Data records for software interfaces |
__________
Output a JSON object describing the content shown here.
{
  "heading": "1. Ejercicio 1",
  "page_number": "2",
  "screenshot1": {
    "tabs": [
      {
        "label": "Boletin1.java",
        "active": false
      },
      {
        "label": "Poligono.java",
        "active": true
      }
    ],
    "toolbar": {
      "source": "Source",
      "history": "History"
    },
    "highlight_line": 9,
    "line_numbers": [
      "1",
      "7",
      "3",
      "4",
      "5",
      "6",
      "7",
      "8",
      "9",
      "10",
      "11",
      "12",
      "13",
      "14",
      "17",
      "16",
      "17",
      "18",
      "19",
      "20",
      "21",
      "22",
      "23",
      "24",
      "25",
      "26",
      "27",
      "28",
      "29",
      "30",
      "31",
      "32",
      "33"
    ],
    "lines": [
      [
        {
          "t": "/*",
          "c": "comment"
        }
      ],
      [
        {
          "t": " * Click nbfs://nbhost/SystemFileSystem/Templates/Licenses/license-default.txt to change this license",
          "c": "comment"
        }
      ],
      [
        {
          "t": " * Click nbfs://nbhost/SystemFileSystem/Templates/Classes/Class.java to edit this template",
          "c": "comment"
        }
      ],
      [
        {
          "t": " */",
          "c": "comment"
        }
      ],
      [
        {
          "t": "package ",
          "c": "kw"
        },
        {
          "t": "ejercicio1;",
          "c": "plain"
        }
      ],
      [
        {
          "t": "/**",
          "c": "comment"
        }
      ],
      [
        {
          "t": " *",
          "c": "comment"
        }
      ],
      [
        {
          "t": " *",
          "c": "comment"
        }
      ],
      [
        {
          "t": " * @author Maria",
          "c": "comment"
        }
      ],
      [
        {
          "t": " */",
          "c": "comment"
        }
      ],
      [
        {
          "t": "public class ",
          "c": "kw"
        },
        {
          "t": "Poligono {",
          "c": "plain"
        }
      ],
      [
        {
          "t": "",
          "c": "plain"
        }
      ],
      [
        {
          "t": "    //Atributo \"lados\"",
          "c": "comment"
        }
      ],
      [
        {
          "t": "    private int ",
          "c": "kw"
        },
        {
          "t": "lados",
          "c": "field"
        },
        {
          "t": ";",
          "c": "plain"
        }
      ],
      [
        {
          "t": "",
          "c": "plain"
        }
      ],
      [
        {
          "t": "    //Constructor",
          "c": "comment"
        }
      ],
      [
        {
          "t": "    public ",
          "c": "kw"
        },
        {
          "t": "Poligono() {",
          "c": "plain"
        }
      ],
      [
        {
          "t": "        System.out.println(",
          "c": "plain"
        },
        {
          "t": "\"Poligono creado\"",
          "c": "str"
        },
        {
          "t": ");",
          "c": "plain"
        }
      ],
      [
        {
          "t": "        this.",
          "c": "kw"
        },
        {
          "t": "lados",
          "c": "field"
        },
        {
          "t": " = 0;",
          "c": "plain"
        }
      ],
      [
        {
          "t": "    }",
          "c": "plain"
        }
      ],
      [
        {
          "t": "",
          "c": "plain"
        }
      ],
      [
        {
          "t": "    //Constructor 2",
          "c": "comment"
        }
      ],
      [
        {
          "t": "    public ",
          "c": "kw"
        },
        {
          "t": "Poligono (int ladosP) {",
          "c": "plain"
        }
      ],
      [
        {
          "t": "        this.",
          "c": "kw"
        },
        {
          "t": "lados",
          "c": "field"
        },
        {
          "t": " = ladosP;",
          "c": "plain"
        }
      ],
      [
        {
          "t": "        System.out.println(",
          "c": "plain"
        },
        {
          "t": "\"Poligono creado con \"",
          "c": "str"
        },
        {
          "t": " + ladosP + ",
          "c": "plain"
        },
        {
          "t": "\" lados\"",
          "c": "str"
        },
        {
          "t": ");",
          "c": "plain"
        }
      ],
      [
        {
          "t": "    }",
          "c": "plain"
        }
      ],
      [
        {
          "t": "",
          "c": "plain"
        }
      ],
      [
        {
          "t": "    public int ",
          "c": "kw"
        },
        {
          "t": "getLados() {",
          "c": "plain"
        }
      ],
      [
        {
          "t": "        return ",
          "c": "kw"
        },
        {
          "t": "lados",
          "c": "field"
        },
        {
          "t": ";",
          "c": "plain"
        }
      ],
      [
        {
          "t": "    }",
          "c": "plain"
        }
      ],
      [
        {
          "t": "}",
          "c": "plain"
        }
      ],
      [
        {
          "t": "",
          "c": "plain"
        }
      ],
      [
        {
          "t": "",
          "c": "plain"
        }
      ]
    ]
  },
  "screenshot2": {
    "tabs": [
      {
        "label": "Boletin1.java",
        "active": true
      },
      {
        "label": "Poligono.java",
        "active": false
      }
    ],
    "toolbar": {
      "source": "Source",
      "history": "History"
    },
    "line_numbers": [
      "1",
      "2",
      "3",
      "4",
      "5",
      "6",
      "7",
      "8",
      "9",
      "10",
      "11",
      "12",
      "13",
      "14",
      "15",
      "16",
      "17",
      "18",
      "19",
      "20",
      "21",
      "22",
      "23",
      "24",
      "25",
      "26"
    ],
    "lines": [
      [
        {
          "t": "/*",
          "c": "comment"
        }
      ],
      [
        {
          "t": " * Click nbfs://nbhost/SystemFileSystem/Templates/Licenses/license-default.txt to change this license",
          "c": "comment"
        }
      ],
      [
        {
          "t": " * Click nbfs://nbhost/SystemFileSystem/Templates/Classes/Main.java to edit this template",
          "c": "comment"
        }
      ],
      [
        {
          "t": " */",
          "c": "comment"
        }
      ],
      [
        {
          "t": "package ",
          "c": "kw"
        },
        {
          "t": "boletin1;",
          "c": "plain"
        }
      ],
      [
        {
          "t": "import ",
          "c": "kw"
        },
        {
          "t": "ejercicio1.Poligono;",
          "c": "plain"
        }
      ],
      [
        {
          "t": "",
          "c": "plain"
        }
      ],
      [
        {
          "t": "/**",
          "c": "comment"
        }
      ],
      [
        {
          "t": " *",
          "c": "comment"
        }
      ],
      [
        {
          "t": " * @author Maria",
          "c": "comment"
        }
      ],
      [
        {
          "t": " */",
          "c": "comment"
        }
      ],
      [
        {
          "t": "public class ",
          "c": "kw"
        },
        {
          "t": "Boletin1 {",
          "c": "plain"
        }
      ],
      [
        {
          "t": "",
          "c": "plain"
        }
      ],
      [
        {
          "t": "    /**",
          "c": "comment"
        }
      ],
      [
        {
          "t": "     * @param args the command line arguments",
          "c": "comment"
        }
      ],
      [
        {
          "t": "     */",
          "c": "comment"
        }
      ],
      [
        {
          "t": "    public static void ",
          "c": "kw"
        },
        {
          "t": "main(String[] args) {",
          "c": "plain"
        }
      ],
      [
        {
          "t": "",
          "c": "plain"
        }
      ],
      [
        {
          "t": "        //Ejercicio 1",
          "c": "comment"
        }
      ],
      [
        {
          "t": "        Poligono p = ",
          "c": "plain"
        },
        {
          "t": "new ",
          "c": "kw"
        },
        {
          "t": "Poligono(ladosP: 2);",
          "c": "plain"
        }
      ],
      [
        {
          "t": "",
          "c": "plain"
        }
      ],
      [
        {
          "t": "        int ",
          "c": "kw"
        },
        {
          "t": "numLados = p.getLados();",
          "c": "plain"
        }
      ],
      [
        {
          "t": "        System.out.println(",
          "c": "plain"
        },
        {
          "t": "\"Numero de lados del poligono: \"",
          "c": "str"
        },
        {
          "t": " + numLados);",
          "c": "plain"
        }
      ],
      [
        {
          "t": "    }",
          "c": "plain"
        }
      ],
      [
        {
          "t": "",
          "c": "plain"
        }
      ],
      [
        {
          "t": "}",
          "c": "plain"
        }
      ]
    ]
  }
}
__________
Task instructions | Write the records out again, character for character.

Task solution |
Output a JSON object describing the content shown here.
{
  "heading": "1. Ejercicio 1",
  "page_number": "2",
  "screenshot1": {
    "tabs": [
      {
        "label": "Boletin1.java",
        "active": false
      },
      {
        "label": "Poligono.java",
        "active": true
      }
    ],
    "toolbar": {
      "source": "Source",
      "history": "History"
    },
    "highlight_line": 9,
    "line_numbers": [
      "1",
      "7",
      "3",
      "4",
      "5",
      "6",
      "7",
      "8",
      "9",
      "10",
      "11",
      "12",
      "13",
      "14",
      "17",
      "16",
      "17",
      "18",
      "19",
      "20",
      "21",
      "22",
      "23",
      "24",
      "25",
      "26",
      "27",
      "28",
      "29",
      "30",
      "31",
      "32",
      "33"
    ],
    "lines": [
      [
        {
          "t": "/*",
          "c": "comment"
        }
      ],
      [
        {
          "t": " * Click nbfs://nbhost/SystemFileSystem/Templates/Licenses/license-default.txt to change this license",
          "c": "comment"
        }
      ],
      [
        {
          "t": " * Click nbfs://nbhost/SystemFileSystem/Templates/Classes/Class.java to edit this template",
          "c": "comment"
        }
      ],
      [
        {
          "t": " */",
          "c": "comment"
        }
      ],
      [
        {
          "t": "package ",
          "c": "kw"
        },
        {
          "t": "ejercicio1;",
          "c": "plain"
        }
      ],
      [
        {
          "t": "/**",
          "c": "comment"
        }
      ],
      [
        {
          "t": " *",
          "c": "comment"
        }
      ],
      [
        {
          "t": " *",
          "c": "comment"
        }
      ],
      [
        {
          "t": " * @author Maria",
          "c": "comment"
        }
      ],
      [
        {
          "t": " */",
          "c": "comment"
        }
      ],
      [
        {
          "t": "public class ",
          "c": "kw"
        },
        {
          "t": "Poligono {",
          "c": "plain"
        }
      ],
      [
        {
          "t": "",
          "c": "plain"
        }
      ],
      [
        {
          "t": "    //Atributo \"lados\"",
          "c": "comment"
        }
      ],
      [
        {
          "t": "    private int ",
          "c": "kw"
        },
        {
          "t": "lados",
          "c": "field"
        },
        {
          "t": ";",
          "c": "plain"
        }
      ],
      [
        {
          "t": "",
          "c": "plain"
        }
      ],
      [
        {
          "t": "    //Constructor",
          "c": "comment"
        }
      ],
      [
        {
          "t": "    public ",
          "c": "kw"
        },
        {
          "t": "Poligono() {",
          "c": "plain"
        }
      ],
      [
        {
          "t": "        System.out.println(",
          "c": "plain"
        },
        {
          "t": "\"Poligono creado\"",
          "c": "str"
        },
        {
          "t": ");",
          "c": "plain"
        }
      ],
      [
        {
          "t": "        this.",
          "c": "kw"
        },
        {
          "t": "lados",
          "c": "field"
        },
        {
          "t": " = 0;",
          "c": "plain"
        }
      ],
      [
        {
          "t": "    }",
          "c": "plain"
        }
      ],
      [
        {
          "t": "",
          "c": "plain"
        }
      ],
      [
        {
          "t": "    //Constructor 2",
          "c": "comment"
        }
      ],
      [
        {
          "t": "    public ",
          "c": "kw"
        },
        {
          "t": "Poligono (int ladosP) {",
          "c": "plain"
        }
      ],
      [
        {
          "t": "        this.",
          "c": "kw"
        },
        {
          "t": "lados",
          "c": "field"
        },
        {
          "t": " = ladosP;",
          "c": "plain"
        }
      ],
      [
        {
          "t": "        System.out.println(",
          "c": "plain"
        },
        {
          "t": "\"Poligono creado con \"",
          "c": "str"
        },
        {
          "t": " + ladosP + ",
          "c": "plain"
        },
        {
          "t": "\" lados\"",
          "c": "str"
        },
        {
          "t": ");",
          "c": "plain"
        }
      ],
      [
        {
          "t": "    }",
          "c": "plain"
        }
      ],
      [
        {
          "t": "",
          "c": "plain"
        }
      ],
      [
        {
          "t": "    public int ",
          "c": "kw"
        },
        {
          "t": "getLados() {",
          "c": "plain"
        }
      ],
      [
        {
          "t": "        return ",
          "c": "kw"
        },
        {
          "t": "lados",
          "c": "field"
        },
        {
          "t": ";",
          "c": "plain"
        }
      ],
      [
        {
          "t": "    }",
          "c": "plain"
        }
      ],
      [
        {
          "t": "}",
          "c": "plain"
        }
      ],
      [
        {
          "t": "",
          "c": "plain"
        }
      ],
      [
        {
          "t": "",
          "c": "plain"
        }
      ]
    ]
  },
  "screenshot2": {
    "tabs": [
      {
        "label": "Boletin1.java",
        "active": true
      },
      {
        "label": "Poligono.java",
        "active": false
      }
    ],
    "toolbar": {
      "source": "Source",
      "history": "History"
    },
    "line_numbers": [
      "1",
      "2",
      "3",
      "4",
      "5",
      "6",
      "7",
      "8",
      "9",
      "10",
      "11",
      "12",
      "13",
      "14",
      "15",
      "16",
      "17",
      "18",
      "19",
      "20",
      "21",
      "22",
      "23",
      "24",
      "25",
      "26"
    ],
    "lines": [
      [
        {
          "t": "/*",
          "c": "comment"
        }
      ],
      [
        {
          "t": " * Click nbfs://nbhost/SystemFileSystem/Templates/Licenses/license-default.txt to change this license",
          "c": "comment"
        }
      ],
      [
        {
          "t": " * Click nbfs://nbhost/SystemFileSystem/Templates/Classes/Main.java to edit this template",
          "c": "comment"
        }
      ],
      [
        {
          "t": " */",
          "c": "comment"
        }
      ],
      [
        {
          "t": "package ",
          "c": "kw"
        },
        {
          "t": "boletin1;",
          "c": "plain"
        }
      ],
      [
        {
          "t": "import ",
          "c": "kw"
        },
        {
          "t": "ejercicio1.Poligono;",
          "c": "plain"
        }
      ],
      [
        {
          "t": "",
          "c": "plain"
        }
      ],
      [
        {
          "t": "/**",
          "c": "comment"
        }
      ],
      [
        {
          "t": " *",
          "c": "comment"
        }
      ],
      [
        {
          "t": " * @author Maria",
          "c": "comment"
        }
      ],
      [
        {
          "t": " */",
          "c": "comment"
        }
      ],
      [
        {
          "t": "public class ",
          "c": "kw"
        },
        {
          "t": "Boletin1 {",
          "c": "plain"
        }
      ],
      [
        {
          "t": "",
          "c": "plain"
        }
      ],
      [
        {
          "t": "    /**",
          "c": "comment"
        }
      ],
      [
        {
          "t": "     * @param args the command line arguments",
          "c": "comment"
        }
      ],
      [
        {
          "t": "     */",
          "c": "comment"
        }
      ],
      [
        {
          "t": "    public static void ",
          "c": "kw"
        },
        {
          "t": "main(String[] args) {",
          "c": "plain"
        }
      ],
      [
        {
          "t": "",
          "c": "plain"
        }
      ],
      [
        {
          "t": "        //Ejercicio 1",
          "c": "comment"
        }
      ],
      [
        {
          "t": "        Poligono p = ",
          "c": "plain"
        },
        {
          "t": "new ",
          "c": "kw"
        },
        {
          "t": "Poligono(ladosP: 2);",
          "c": "plain"
        }
      ],
      [
        {
          "t": "",
          "c": "plain"
        }
      ],
      [
        {
          "t": "        int ",
          "c": "kw"
        },
        {
          "t": "numLados = p.getLados();",
          "c": "plain"
        }
      ],
      [
        {
          "t": "        System.out.println(",
          "c": "plain"
        },
        {
          "t": "\"Numero de lados del poligono: \"",
          "c": "str"
        },
        {
          "t": " + numLados);",
          "c": "plain"
        }
      ],
      [
        {
          "t": "    }",
          "c": "plain"
        }
      ],
      [
        {
          "t": "",
          "c": "plain"
        }
      ],
      [
        {
          "t": "}",
          "c": "plain"
        }
      ]
    ]
  }
}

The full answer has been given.